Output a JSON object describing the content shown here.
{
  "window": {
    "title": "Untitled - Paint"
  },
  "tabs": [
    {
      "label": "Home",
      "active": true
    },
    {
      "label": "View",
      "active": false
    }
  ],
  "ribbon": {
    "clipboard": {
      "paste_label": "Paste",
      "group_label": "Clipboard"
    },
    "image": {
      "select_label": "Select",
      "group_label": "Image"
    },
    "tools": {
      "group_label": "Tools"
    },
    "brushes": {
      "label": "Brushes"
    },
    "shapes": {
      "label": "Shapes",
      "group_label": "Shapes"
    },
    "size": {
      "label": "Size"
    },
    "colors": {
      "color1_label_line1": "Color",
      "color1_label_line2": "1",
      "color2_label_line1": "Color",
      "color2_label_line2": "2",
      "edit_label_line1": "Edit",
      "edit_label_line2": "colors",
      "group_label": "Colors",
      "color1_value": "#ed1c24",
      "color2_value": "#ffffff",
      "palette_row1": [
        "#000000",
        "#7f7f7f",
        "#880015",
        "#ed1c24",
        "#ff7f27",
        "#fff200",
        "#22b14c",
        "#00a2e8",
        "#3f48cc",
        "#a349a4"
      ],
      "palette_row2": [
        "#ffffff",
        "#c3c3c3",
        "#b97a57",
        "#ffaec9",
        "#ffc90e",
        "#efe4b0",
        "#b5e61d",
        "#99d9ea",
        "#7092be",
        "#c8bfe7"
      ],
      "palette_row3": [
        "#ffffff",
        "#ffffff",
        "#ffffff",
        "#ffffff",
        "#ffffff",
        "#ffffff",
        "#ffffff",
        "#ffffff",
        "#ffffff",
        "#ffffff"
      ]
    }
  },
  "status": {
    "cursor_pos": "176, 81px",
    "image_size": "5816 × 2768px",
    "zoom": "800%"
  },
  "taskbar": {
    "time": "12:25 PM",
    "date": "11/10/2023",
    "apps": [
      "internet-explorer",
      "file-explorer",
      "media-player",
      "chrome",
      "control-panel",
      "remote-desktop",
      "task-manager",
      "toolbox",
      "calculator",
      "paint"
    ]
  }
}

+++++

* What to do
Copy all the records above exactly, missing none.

* Task response
Output a JSON object describing the content shown here.
{
  "window": {
    "title": "Untitled - Paint"
  },
  "tabs": [
    {
      "label": "Home",
      "active": true
    },
    {
      "label": "View",
      "active": false
    }
  ],
  "ribbon": {
    "clipboard": {
      "paste_label": "Paste",
      "group_label": "Clipboard"
    },
    "image": {
      "select_label": "Select",
      "group_label": "Image"
    },
    "tools": {
      "group_label": "Tools"
    },
    "brushes": {
      "label": "Brushes"
    },
    "shapes": {
      "label": "Shapes",
      "group_label": "Shapes"
    },
    "size": {
      "label": "Size"
    },
    "colors": {
      "color1_label_line1": "Color",
      "color1_label_line2": "1",
      "color2_label_line1": "Color",
      "color2_label_line2": "2",
      "edit_label_line1": "Edit",
      "edit_label_line2": "colors",
      "group_label": "Colors",
      "color1_value": "#ed1c24",
      "color2_value": "#ffffff",
      "palette_row1": [
        "#000000",
        "#7f7f7f",
        "#880015",
        "#ed1c24",
        "#ff7f27",
        "#fff200",
        "#22b14c",
        "#00a2e8",
        "#3f48cc",
        "#a349a4"
      ],
      "palette_row2": [
        "#ffffff",
        "#c3c3c3",
        "#b97a57",
        "#ffaec9",
        "#ffc90e",
        "#efe4b0",
        "#b5e61d",
        "#99d9ea",
        "#7092be",
        "#c8bfe7"
      ],
      "palette_row3": [
        "#ffffff",
        "#ffffff",
        "#ffffff",
        "#ffffff",
        "#ffffff",
        "#ffffff",
        "#ffffff",
        "#ffffff",
        "#ffffff",
        "#ffffff"
      ]
    }
  },
  "status": {
    "cursor_pos": "176, 81px",
    "image_size": "5816 × 2768px",
    "zoom": "800%"
  },
  "taskbar": {
    "time": "12:25 PM",
    "date": "11/10/2023",
    "apps": [
      "internet-explorer",
      "file-explorer",
      "media-player",
      "chrome",
      "control-panel",
      "remote-desktop",
      "task-manager",
      "toolbox",
      "calculator",
      "paint"
    ]
  }
}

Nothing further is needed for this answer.